One of the most unnerving things about the situation at the Fukushima nuclear power plant is that it just keeps going. As U.S. special forces prepared to raid a white house in Abbottabad, as Gaddafi’s forces and NATO remain mired in their deadly standoff, the workers at the stricken power plant have continued their Sisyphean task of keeping a nuclear catastrophe at bay, pouring water over damaged nuclear fuel rods until the utility finds a better alternative to the reactors’ damaged cooling systems.
Today, however, workers got at least an inch closer to Tokyo Electric Power Company’s stated goal of having this mess contained before the end of the year. For the first time since the March 11 tsunami wrecked the plant, workers went inside one of the reactor buildings to connect six ventilators intended to suck irradiated air out of the building so that yet more workers can go back inside to work on the cooling. Last month, robots sent into the Unit 1 reactor building reported radiation levels were still too high for humans to be exposed to, and so the crucial task of setting up alternative cooling methods has been kept on ice. Today’s work began after robots sent in last week reported that the levels had dropped somewhat.
TEPCO says the ventilator installation will take several days. Employees installing the ventilators and accompany infrastructure will be wearing full protective gear and oxygen masks while inside the reactor building. If all goes according to plan and the utility is subsequently able to start cooling the reactor, the company says cold shutdown – in which coolant water around the rods falls below 100 degrees – will be achieved within days. (If you’re curious what things look like in there, here’s a video I posted on our Ecocentric blog that was taken on site on April 22 by a government employee.)
When the March 11 earthquake struck northeast Japan, there were over 6400 employees on site at the Daiichi Fukushima nuclear power plant. Two workers will killed on the premises in the ensuing tsunami, after rushing into a building to secure equipment after the quake. Since then, hundreds of workers from the plant and other TEPCO sites in Japan have worked in shifts in the dangerous conditions. To deal with the disaster, the government raised the legal limit for the workers’ radiation exposure to 250 millisieverts per year. Three workers have been taken for treatment for burns after being exposed to radioactive water, and at least two female workers have been assessed as having surpassed the 5 millisieverts limit in a three-month period in the first days after the event. (Under Japanese law, women’s exposure limits are evaluated by month, not by year, taking pregnancy into consideration.)
The employee has not reported having any health problems, but it’s worth noting how this overexposure seemingly happened, according to Kyodo:
An employee of the plant operator… told Kyodo News that without informing some site workers, the utility, known as TEPCO, had started to vent radioactive steam on March 12 from one of the crippled reactors at the power station to depressurize its container.
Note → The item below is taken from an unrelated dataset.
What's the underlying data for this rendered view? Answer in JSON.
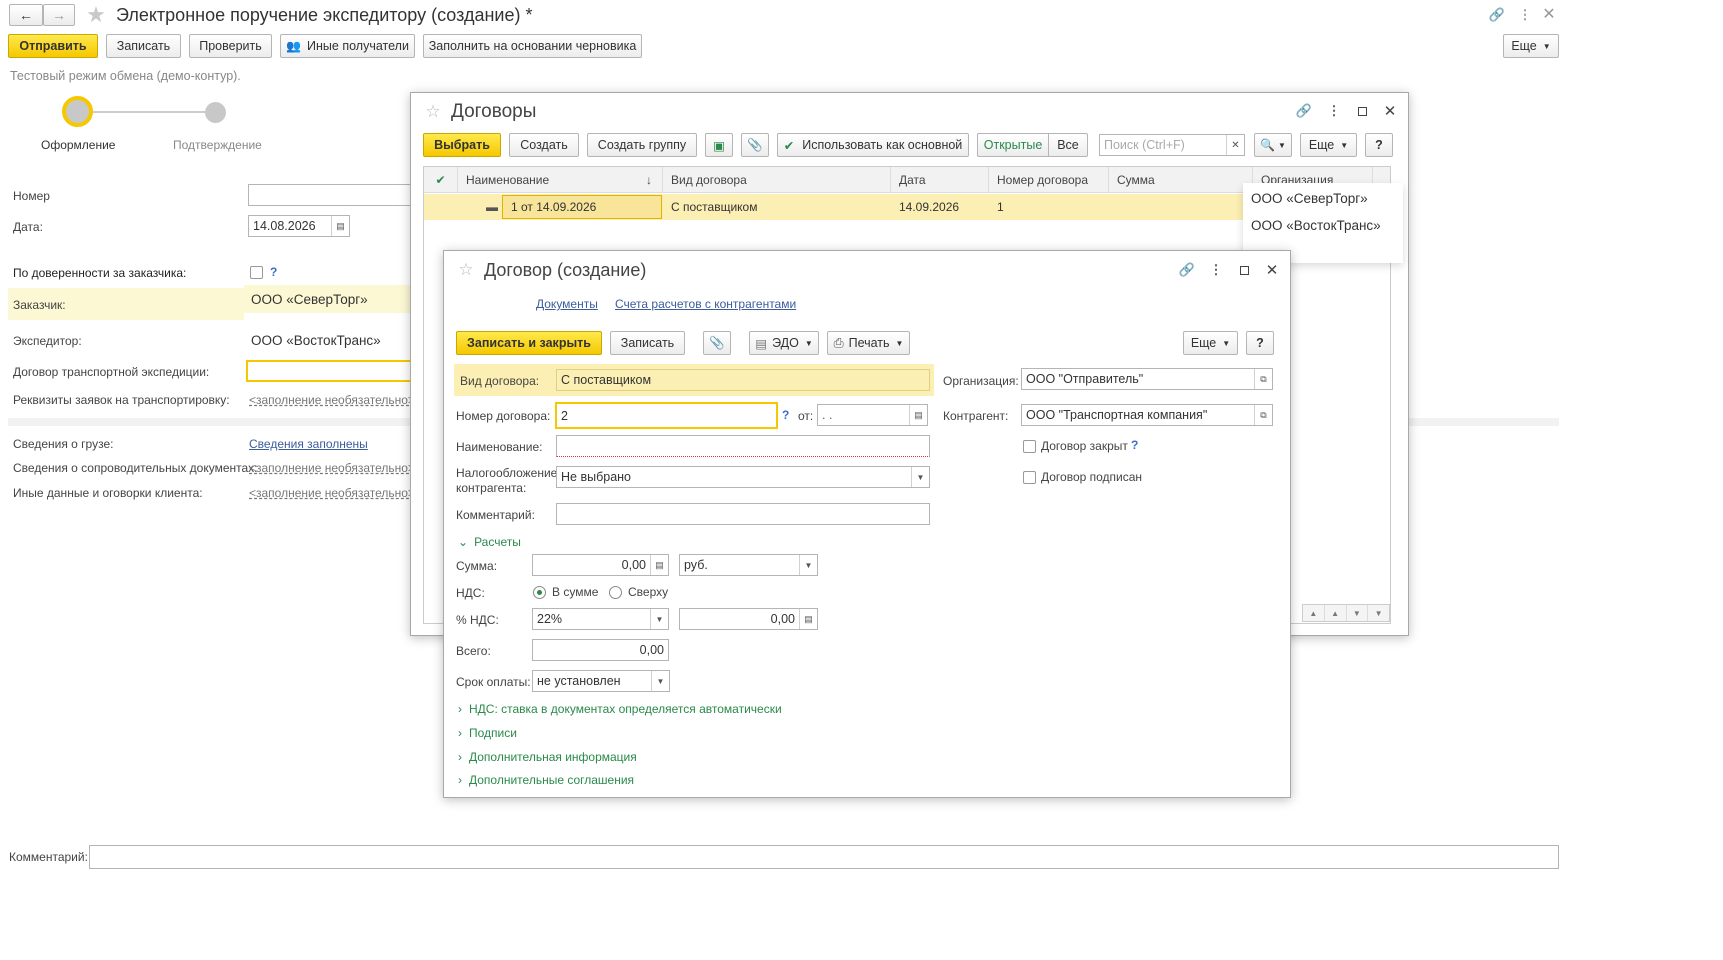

The first release of such steam in Japan is believed to have increased the risk of the workers being exposed to a huge amount of radiation, underscoring that the safety and health management by TEPCO has been sloppy.
After the reactor steam was confirmed vented shortly past 2 p.m., the radiation level, which began rising at 4:40 a.m. that day and reached over 70 times the usual level two hours later, more than doubled in 20 minutes to 180 times the usual level at 2:20 p.m. at the entrance of the nuclear plant, according to data provided by TEPCO.
‘Sloppy’ is one term that comes to mind. I can think of others. The Japanese courts will ultimately decide whether TEPCO was criminally negligent of its handling of this crisis. In the meantime, what I would really be interested in knowing is whether the workers who are going into this uncharted territory today feel like they can still trust their employer. I would have loved to have asked them myself when I visited Fukushima last week, but the workers are being cordoned off at J-Village, inaccessible to the press. That physical precaution makes sense, but the media outlets who have made contact with workers seem to keep having less-than-encouraging stories like not being alerted to major releases of radioactive steam. We’ll know a lot more when these employees are allowed to speak freely about the last three months, assuming some choose to. Until then, while the international spotlight shines somewhere else, they’ll be putting their suits and oxygen masks on, and going to work.